The audiobook narrator did a good job handling different voices, accents, and cadences, which I appreciated. I suppose my biggest impression of it was 'meh', because I didn't feel invested in any of the characters. Except maybe Newt, who is clearly awesome and haunted and we know virtually nothing about.
In the great tradition of YA dystopian, the ending is a cliffhanger and presumably the second book begins the day after the first one ends. I'll read it mostly because I want to see if there's a maze scenario that's all-female and how that differed. But I don't feel terribly compelled.
In all, I'd recommend it for anyone wanting a YA action novel, the kind of easy summer read that you can blitz through in a week and then move on from easily. Or anyone who liked the premise of Lord of the Flies (just don't expect the same thing here)....more
I was told (twice, by two separate people) that the ending of Allegiant would make me want to throw the book across the room. So I went into it fullyI was told (twice, by two separate people) that the ending of Allegiant would make me want to throw the book across the room. So I went into it fully ready to be pissed off.
And you know what? I loved it. But it took some time. The initial switching of perspective between Tris and Tobias was off-putting. Tobias seemed to be making a lot of snap judgements and stupid decisions that seemed out of character for him...until I realized that we've only known his character through Tris' eyes, so of course it feels out of character. And of course when Tris is thinking he's acting like an idiot, so are we the reader.
But the thing is, Roth hit (albeit quickly, almost shocking quickly) the kernels of a relationship. I love that neither Tris nor Tobias are less individual without each other. I love that they don't pine, and even when they grab quick moments everything is very matter-of-fact (they way they themselves are). I love that they can see, and point out, fault. That they can assign blame without being at the emotional level of a three-year-old. That they can apologize, and recognize when they're projecting, and let go of the smaller annoyances AND stand their ground on the big stuff.
To me, their relationship, harried and rushed though it was, felt incredibly mature and healthy.
Don't get me wrong, there were plenty of "are you freaking kidding me WHY?!?!" moments (mostly aimed at Tobias, this time around). And the driving political tension plot stuff is pretty superficial. And the conflict resolution at the end seemed a little trite. But the big "throw the book at the wall" moment actually felt right to me- it felt real, it felt worthy. I was fearing some sort of "Who shot JR?" Dallas shenanigans, and I was pleasantly surprised.
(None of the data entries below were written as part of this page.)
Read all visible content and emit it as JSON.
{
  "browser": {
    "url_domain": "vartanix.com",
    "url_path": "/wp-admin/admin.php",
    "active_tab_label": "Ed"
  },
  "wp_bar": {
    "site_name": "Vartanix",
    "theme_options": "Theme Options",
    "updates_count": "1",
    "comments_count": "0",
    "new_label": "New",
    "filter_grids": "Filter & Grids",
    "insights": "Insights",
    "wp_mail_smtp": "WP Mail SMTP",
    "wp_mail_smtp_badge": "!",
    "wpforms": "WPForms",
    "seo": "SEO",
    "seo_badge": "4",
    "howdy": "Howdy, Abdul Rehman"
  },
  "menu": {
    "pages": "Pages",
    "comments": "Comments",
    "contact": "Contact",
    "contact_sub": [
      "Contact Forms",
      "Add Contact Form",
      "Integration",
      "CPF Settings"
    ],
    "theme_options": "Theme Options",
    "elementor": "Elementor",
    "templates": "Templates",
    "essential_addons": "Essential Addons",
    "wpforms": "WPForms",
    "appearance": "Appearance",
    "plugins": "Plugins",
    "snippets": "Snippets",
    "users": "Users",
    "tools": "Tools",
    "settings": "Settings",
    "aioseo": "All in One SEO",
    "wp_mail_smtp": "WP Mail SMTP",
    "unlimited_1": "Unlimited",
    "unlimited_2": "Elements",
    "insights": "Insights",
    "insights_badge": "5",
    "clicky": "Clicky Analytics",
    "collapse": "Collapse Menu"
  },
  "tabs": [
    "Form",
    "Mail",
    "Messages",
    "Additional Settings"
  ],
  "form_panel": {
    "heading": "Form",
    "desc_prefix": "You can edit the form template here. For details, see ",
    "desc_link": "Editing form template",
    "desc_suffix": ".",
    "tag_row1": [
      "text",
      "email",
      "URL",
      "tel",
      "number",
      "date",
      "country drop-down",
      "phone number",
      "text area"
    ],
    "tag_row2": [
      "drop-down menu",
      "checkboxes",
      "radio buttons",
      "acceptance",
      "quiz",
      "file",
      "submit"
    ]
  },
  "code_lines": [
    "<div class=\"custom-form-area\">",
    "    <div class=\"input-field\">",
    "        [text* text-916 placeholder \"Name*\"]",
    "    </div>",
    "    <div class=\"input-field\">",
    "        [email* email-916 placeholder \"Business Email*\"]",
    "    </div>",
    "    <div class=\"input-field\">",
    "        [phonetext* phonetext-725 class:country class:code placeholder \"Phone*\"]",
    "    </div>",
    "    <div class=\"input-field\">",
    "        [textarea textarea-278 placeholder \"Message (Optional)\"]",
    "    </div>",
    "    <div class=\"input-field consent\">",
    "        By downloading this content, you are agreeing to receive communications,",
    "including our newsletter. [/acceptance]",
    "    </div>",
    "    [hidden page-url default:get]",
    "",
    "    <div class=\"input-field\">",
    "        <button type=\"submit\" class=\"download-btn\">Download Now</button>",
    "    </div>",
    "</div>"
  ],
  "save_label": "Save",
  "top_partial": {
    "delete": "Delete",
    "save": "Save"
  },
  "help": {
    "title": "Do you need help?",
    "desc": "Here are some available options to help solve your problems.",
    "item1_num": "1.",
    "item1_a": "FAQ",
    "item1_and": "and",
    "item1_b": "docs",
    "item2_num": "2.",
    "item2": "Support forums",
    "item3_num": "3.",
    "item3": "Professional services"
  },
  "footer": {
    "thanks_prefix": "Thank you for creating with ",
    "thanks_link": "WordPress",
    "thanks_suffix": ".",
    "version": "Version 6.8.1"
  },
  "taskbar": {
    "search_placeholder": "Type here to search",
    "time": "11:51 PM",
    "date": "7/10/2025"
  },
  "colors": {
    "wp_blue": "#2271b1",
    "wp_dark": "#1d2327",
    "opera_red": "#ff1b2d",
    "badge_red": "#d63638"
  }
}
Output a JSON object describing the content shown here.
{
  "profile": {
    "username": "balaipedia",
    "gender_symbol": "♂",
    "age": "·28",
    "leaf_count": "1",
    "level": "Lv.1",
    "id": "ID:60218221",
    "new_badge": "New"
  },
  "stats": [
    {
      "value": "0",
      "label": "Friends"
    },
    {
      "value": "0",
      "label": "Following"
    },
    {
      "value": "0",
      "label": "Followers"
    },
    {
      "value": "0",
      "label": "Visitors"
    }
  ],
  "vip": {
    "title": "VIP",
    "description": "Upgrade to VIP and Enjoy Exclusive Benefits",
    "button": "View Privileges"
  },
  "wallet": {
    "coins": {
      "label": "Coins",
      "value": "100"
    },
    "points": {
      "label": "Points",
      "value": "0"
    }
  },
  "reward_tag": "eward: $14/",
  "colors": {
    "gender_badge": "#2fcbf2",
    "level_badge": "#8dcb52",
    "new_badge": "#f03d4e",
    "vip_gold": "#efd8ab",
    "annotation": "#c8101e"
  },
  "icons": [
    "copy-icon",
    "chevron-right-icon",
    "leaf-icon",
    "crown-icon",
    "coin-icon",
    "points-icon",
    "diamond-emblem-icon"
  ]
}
I recommend it, of course, for fans of Divergent and Insurgent. But also fans of no-happily-ever-afters, earnest romantic relationships, female protagonists, characters seeking connection but remaining well fleshed-out, and tears (because they're a good chance you'll get sniffly during it). It was, all told, a really nice ending to a trilogy that I enjoyed....more